Education Secretary Arne Duncan’s relations with teachers unions just got more difficult.
Delegates of the National Education Association, the nation’s largest teachers union, voted at their annual convention to call on Duncan to resign after similar efforts had failed in previous years. And the NEA is about to get a new president, Lily Eskelsen García, who is known for her tough talk and determination to fight back against corporate school reformers.
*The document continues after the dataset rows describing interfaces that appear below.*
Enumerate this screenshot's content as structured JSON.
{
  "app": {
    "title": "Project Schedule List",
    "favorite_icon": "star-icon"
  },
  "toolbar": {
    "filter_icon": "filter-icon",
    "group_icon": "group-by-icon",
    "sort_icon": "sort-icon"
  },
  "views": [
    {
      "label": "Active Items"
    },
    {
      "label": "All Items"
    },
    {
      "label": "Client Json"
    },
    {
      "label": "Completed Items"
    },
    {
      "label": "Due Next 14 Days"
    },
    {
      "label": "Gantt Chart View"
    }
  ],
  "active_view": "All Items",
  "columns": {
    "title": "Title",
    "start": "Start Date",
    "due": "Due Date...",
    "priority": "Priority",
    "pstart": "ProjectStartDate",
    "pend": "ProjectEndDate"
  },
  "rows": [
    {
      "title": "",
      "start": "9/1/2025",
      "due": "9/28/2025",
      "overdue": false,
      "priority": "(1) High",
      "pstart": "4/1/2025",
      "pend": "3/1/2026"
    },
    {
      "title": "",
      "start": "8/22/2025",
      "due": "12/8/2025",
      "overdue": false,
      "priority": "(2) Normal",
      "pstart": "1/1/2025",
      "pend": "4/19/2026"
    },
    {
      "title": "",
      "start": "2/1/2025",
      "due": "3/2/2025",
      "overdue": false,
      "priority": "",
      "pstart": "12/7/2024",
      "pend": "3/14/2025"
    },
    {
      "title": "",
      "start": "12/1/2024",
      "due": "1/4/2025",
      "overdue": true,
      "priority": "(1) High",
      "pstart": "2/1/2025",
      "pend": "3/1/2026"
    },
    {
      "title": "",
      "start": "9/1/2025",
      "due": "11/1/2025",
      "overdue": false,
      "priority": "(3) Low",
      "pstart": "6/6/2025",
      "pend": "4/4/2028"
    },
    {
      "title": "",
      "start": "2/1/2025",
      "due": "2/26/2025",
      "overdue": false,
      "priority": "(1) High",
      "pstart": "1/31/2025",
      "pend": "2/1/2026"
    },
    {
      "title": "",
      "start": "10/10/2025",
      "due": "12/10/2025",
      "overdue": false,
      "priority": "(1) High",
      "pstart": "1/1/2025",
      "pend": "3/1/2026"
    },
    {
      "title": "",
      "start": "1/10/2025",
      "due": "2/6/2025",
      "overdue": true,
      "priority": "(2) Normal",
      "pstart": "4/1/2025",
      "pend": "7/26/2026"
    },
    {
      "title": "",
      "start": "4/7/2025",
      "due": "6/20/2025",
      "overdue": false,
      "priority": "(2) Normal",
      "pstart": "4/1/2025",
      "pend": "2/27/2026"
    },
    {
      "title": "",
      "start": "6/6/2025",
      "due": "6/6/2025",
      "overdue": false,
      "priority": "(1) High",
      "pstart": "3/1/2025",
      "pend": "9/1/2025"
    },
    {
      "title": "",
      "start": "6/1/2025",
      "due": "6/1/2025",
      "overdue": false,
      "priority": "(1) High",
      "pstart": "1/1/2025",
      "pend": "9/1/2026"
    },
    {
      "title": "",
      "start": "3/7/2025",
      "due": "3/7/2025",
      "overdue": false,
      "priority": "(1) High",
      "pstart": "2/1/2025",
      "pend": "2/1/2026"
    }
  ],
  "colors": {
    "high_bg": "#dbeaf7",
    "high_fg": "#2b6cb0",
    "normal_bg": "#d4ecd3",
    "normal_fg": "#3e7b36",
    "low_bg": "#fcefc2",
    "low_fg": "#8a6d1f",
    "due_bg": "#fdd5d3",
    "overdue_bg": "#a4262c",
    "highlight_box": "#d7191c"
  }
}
She told the delegates:Read full article >>
The for-profit company Corinthian Colleges detailed plans Monday to sell 85 of its career-education campuses nationwide and shutter a dozen others, including two outposts operating under the Everest brand in the Washington region.Read full article >>
As most school districts across the Washington region and the nation experienced rising high school graduation rates during the past decade — including the highest national graduation rate in history — Prince George’s County continued to lag behind in its effort to get students a diploma, moving against the national trend.Read full article >>